_MATERIAL SHOWN:_
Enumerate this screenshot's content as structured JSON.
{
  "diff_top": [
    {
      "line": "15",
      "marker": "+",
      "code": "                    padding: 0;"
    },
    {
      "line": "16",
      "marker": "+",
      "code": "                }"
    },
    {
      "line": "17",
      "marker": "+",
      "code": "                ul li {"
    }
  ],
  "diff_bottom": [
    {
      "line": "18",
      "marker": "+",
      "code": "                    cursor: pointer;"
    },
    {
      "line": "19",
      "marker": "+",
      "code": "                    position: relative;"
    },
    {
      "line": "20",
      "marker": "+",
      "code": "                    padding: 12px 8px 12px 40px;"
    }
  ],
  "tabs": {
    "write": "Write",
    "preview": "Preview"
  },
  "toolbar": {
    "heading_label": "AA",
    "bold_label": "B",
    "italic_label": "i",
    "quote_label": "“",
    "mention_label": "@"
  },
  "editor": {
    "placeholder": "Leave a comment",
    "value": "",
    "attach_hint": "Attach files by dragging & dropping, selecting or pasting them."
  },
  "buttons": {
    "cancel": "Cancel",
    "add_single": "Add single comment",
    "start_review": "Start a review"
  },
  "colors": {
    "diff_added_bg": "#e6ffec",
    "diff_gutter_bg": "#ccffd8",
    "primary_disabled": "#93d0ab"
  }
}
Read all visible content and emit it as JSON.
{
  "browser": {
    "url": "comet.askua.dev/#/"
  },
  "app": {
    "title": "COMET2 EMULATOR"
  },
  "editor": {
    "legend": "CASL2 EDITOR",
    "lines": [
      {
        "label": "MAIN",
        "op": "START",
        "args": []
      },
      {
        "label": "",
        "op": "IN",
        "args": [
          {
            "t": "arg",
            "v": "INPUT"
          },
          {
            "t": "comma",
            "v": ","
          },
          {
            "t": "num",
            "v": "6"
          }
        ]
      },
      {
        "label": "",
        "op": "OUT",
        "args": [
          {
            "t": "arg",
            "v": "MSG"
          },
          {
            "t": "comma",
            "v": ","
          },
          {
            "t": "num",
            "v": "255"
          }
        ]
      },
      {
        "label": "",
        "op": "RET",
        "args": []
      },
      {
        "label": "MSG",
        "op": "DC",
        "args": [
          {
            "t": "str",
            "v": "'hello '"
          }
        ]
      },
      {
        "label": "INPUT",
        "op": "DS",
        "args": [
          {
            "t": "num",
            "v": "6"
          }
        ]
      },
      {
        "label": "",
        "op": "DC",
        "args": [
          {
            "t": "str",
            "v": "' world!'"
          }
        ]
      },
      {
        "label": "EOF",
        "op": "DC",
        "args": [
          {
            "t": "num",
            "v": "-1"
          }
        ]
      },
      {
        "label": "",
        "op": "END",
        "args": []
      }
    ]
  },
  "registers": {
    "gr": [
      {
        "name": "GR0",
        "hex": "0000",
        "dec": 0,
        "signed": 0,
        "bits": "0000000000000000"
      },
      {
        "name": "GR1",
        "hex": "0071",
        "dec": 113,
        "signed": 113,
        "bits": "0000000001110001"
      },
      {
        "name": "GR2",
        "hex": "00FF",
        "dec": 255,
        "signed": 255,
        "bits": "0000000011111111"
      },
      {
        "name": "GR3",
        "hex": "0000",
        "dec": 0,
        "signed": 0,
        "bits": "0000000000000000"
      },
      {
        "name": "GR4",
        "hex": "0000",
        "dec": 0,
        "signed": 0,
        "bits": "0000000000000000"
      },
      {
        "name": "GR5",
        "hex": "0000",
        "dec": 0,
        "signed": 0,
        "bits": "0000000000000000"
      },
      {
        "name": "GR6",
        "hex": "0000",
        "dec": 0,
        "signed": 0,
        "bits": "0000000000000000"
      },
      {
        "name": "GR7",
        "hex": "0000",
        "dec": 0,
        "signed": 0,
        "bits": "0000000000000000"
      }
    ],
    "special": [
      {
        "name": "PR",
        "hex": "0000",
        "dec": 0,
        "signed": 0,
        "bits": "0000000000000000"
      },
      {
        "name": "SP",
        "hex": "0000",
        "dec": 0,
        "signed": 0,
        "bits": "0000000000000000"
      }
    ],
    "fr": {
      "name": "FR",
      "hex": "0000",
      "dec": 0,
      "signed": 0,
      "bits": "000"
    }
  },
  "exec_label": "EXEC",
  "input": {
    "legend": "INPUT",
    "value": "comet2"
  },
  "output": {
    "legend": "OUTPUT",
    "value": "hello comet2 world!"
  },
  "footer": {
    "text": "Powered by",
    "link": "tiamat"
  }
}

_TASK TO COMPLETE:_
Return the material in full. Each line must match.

_SOLUTION FOR THIS EXERCISE:_
Enumerate this screenshot's content as structured JSON.
{
  "diff_top": [
    {
      "line": "15",
      "marker": "+",
      "code": "                    padding: 0;"
    },
    {
      "line": "16",
      "marker": "+",
      "code": "                }"
    },
    {
      "line": "17",
      "marker": "+",
      "code": "                ul li {"
    }
  ],
  "diff_bottom": [
    {
      "line": "18",
      "marker": "+",
      "code": "                    cursor: pointer;"
    },
    {
      "line": "19",
      "marker": "+",
      "code": "                    position: relative;"
    },
    {
      "line": "20",
      "marker": "+",
      "code": "                    padding: 12px 8px 12px 40px;"
    }
  ],
  "tabs": {
    "write": "Write",
    "preview": "Preview"
  },
  "toolbar": {
    "heading_label": "AA",
    "bold_label": "B",
    "italic_label": "i",
    "quote_label": "“",
    "mention_label": "@"
  },
  "editor": {
    "placeholder": "Leave a comment",
    "value": "",
    "attach_hint": "Attach files by dragging & dropping, selecting or pasting them."
  },
  "buttons": {
    "cancel": "Cancel",
    "add_single": "Add single comment",
    "start_review": "Start a review"
  },
  "colors": {
    "diff_added_bg": "#e6ffec",
    "diff_gutter_bg": "#ccffd8",
    "primary_disabled": "#93d0ab"
  }
}
Read all visible content and emit it as JSON.
{
  "browser": {
    "url": "comet.askua.dev/#/"
  },
  "app": {
    "title": "COMET2 EMULATOR"
  },
  "editor": {
    "legend": "CASL2 EDITOR",
    "lines": [
      {
        "label": "MAIN",
        "op": "START",
        "args": []
      },
      {
        "label": "",
        "op": "IN",
        "args": [
          {
            "t": "arg",
            "v": "INPUT"
          },
          {
            "t": "comma",
            "v": ","
          },
          {
            "t": "num",
            "v": "6"
          }
        ]
      },
      {
        "label": "",
        "op": "OUT",
        "args": [
          {
            "t": "arg",
            "v": "MSG"
          },
          {
            "t": "comma",
            "v": ","
          },
          {
            "t": "num",
            "v": "255"
          }
        ]
      },
      {
        "label": "",
        "op": "RET",
        "args": []
      },
      {
        "label": "MSG",
        "op": "DC",
        "args": [
          {
            "t": "str",
            "v": "'hello '"
          }
        ]
      },
      {
        "label": "INPUT",
        "op": "DS",
        "args": [
          {
            "t": "num",
            "v": "6"
          }
        ]
      },
      {
        "label": "",
        "op": "DC",
        "args": [
          {
            "t": "str",
            "v": "' world!'"
          }
        ]
      },
      {
        "label": "EOF",
        "op": "DC",
        "args": [
          {
            "t": "num",
            "v": "-1"
          }
        ]
      },
      {
        "label": "",
        "op": "END",
        "args": []
      }
    ]
  },
  "registers": {
    "gr": [
      {
        "name": "GR0",
        "hex": "0000",
        "dec": 0,
        "signed": 0,
        "bits": "0000000000000000"
      },
      {
        "name": "GR1",
        "hex": "0071",
        "dec": 113,
        "signed": 113,
        "bits": "0000000001110001"
      },
      {
        "name": "GR2",
        "hex": "00FF",
        "dec": 255,
        "signed": 255,
        "bits": "0000000011111111"
      },
      {
        "name": "GR3",
        "hex": "0000",
        "dec": 0,
        "signed": 0,
        "bits": "0000000000000000"
      },
      {
        "name": "GR4",
        "hex": "0000",
        "dec": 0,
        "signed": 0,
        "bits": "0000000000000000"
      },
      {
        "name": "GR5",
        "hex": "0000",
        "dec": 0,
        "signed": 0,
        "bits": "0000000000000000"
      },
      {
        "name": "GR6",
        "hex": "0000",
        "dec": 0,
        "signed": 0,
        "bits": "0000000000000000"
      },
      {
        "name": "GR7",
        "hex": "0000",
        "dec": 0,
        "signed": 0,
        "bits": "0000000000000000"
      }
    ],
    "special": [
      {
        "name": "PR",
        "hex": "0000",
        "dec": 0,
        "signed": 0,
        "bits": "0000000000000000"
      },
      {
        "name": "SP",
        "hex": "0000",
        "dec": 0,
        "signed": 0,
        "bits": "0000000000000000"
      }
    ],
    "fr": {
      "name": "FR",
      "hex": "0000",
      "dec": 0,
      "signed": 0,
      "bits": "000"
    }
  },
  "exec_label": "EXEC",
  "input": {
    "legend": "INPUT",
    "value": "comet2"
  },
  "output": {
    "legend": "OUTPUT",
    "value": "hello comet2 world!"
  },
  "footer": {
    "text": "Powered by",
    "link": "tiamat"
  }
}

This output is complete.